Light pollution increasing around globe
The world's nights are getting brighter. That's bad news for all sorts of creatures. That includes humans.
A German-led team reported last Wednesday that light pollution is threatening darkness almost everywhere. Satellite observations during five Octobers show Earth's artificially lit outdoor area grew by 2 percent a year from 2012 to 2016. So did nighttime brightness.
Light pollution is actually worse than that. That's according to the researchers. Their measurements coincide with a change in outdoor light. The switch is to energy-efficient and cost-saving light-emitting diodes. These are known as LEDs. The imaging sensor on the polar-orbiting weather satellite can't detect the LED-generated color blue. That's why some light is missed.
The observations, for example, indicate stable levels of night light in some places. This includes the United States. It includes the Netherlands. It includes Spain. And it includes Italy. But light pollution is almost certainly on the rise in those countries given this elusive blue light. That's according to Christopher Kyba. He is part of the GFZ German Research Center for Geosciences. He is also the lead author of the study published in Science Advances.
Also on the rise is the spread of light into the hinterlands and overall increased use. The findings shatter the long-held notion. The belief was that more energy efficient lighting would decrease usage on the global - or at least a national - scale.
"Honestly, I had thought and assumed and hoped that with LEDs we were turning the corner. There's also a lot more awareness of light pollution." That's what he told reporters by phone from Potsdam. "It is quite disappointing."
The biological impact from surging artificial light is also significant. That's according to the researchers.
People's sleep can be marred. This can affect their health. The migration and reproduction of birds can be disrupted. It also disrupted fish. It disrupted amphibians. It disrupted insects. And it disrupted bats. Plants can have abnormally extended growing periods. And forget about seeing stars or the Milky Way. That's if the trend continues.

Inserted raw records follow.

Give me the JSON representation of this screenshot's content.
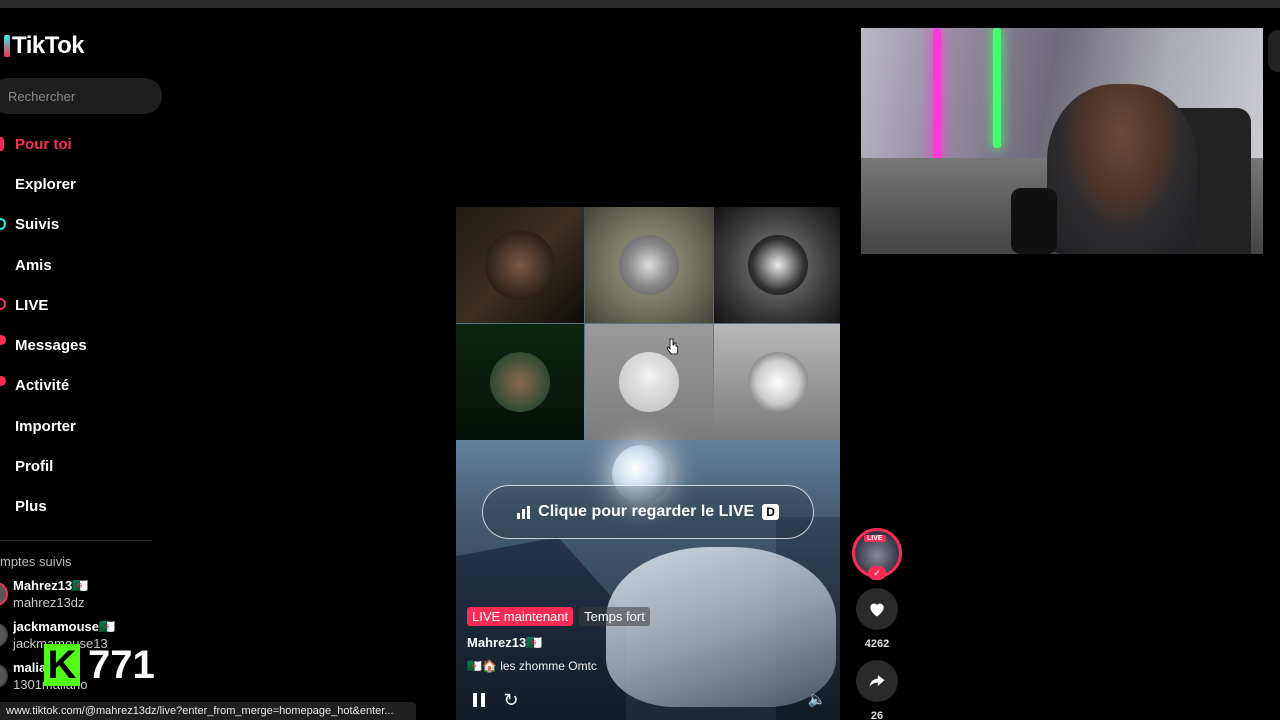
{
  "app": {
    "name": "TikTok"
  },
  "search": {
    "placeholder": "Rechercher"
  },
  "nav": {
    "for_you": "Pour toi",
    "explore": "Explorer",
    "following": "Suivis",
    "friends": "Amis",
    "live": "LIVE",
    "messages": "Messages",
    "activity": "Activité",
    "upload": "Importer",
    "profile": "Profil",
    "more": "Plus"
  },
  "followed": {
    "title": "mptes suivis",
    "accounts": [
      {
        "name": "Mahrez13🇩🇿",
        "handle": "mahrez13dz"
      },
      {
        "name": "jackmamouse🇩🇿",
        "handle": "jackmamouse13"
      },
      {
        "name": "malia",
        "handle": "1301maliano"
      }
    ]
  },
  "overlay": {
    "kick_count": "771",
    "kick_letter": "K"
  },
  "video": {
    "cta_label": "Clique pour regarder le LIVE",
    "cta_key": "D",
    "tag_live": "LIVE maintenant",
    "tag_highlight": "Temps fort",
    "author": "Mahrez13🇩🇿",
    "description": "🇩🇿🏠 les zhomme Omtc"
  },
  "actions": {
    "live_badge": "LIVE",
    "likes": "4262",
    "shares": "26"
  },
  "status_bar": {
    "url": "www.tiktok.com/@mahrez13dz/live?enter_from_merge=homepage_hot&enter..."
  },
  "colors": {
    "accent": "#fe2c55",
    "cyan": "#25f4ee",
    "kick_green": "#53fc18"
  },
  "icons": [
    "tiktok-logo-icon",
    "home-icon",
    "explore-icon",
    "following-icon",
    "friends-icon",
    "live-icon",
    "messages-icon",
    "activity-icon",
    "upload-icon",
    "profile-icon",
    "more-icon",
    "signal-bars-icon",
    "pause-icon",
    "replay-icon",
    "volume-icon",
    "heart-icon",
    "share-icon",
    "cursor-icon"
  ]
}
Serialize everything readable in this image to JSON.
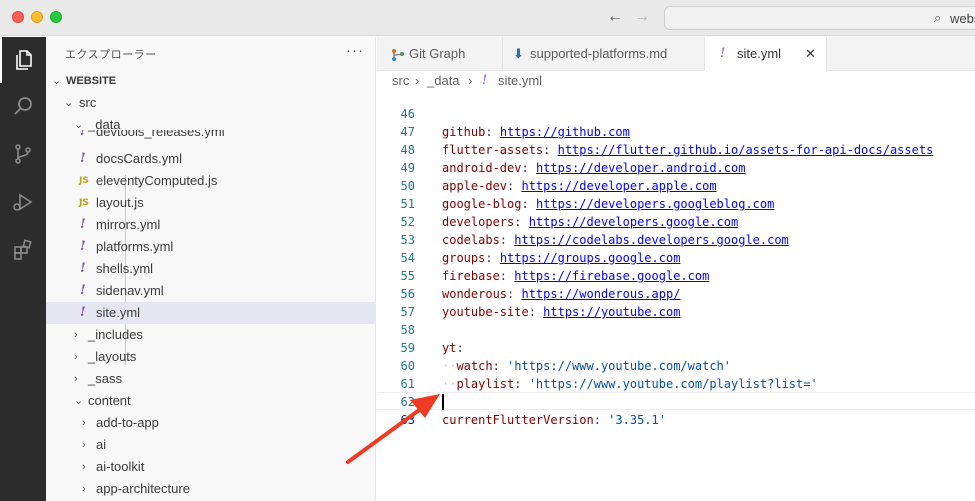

About the only places with dramatic declines in night light were in areas of conflict like Syria and Yemen, the researchers found. Australia also reported a noticeable drop. But that's because wildfires were raging early in the study. Researchers were unable to filter out the bright burning light.
For the most part, three places saw a surge in artificial night lighting. Those included Asia. It included Africa. And it included South America.
More and more places are installing outdoor lighting. That is due to its low cost and the overall growth in communities' wealth, the scientists noted. Urban sprawl is also moving towns farther out. The outskirts of major cities in developing nations are brightening quite rapidly.
Other especially bright hot spots: sprawling greenhouses in the Netherlands and elsewhere.
Photos taken by astronauts aboard the International Space Station also illuminate the growing problem.
Franz Holker is a co-author of the study. He says things are at the critical point. He is with the Leibniz Institute of Freshwater Ecology and Inland Fisheries. It is in Berlin.
"Many people are using light at night without really thinking about the cost," Holker said. Not just the economic cost, "but also the cost that you have to pay from an ecological, environmental perspective."
Kyba and his colleagues recommend avoiding glaring lamps whenever possible. They recommend choosing amber over so-called white LEDs. They also recommend using more efficient ways to illuminate places like parking lots or city streets. For example, dim, closely spaced lights tend to provide better visibility than bright lights that are more spread out.
The International Dark-Sky Association has been highlighting the hazards of artificial night light for decades. It is based in Tucson, Arizona.
"We hope that the results further sound the alarm about the many unintended consequences of the unchecked use of artificial light at night." That's according to Director J. Scott Feierabend.
An instrument on the 2011-launched U.S. weather satellite, Suomi, provided the observations for this study. A second such instrument was launched on a new satellite. It is known as the Visible Infrared Imaging Radiometer Suite, or VIIRS. It was launched by NASA and the National Oceanic and Atmospheric Administration. This latest VIIRS will join the continuing night light study.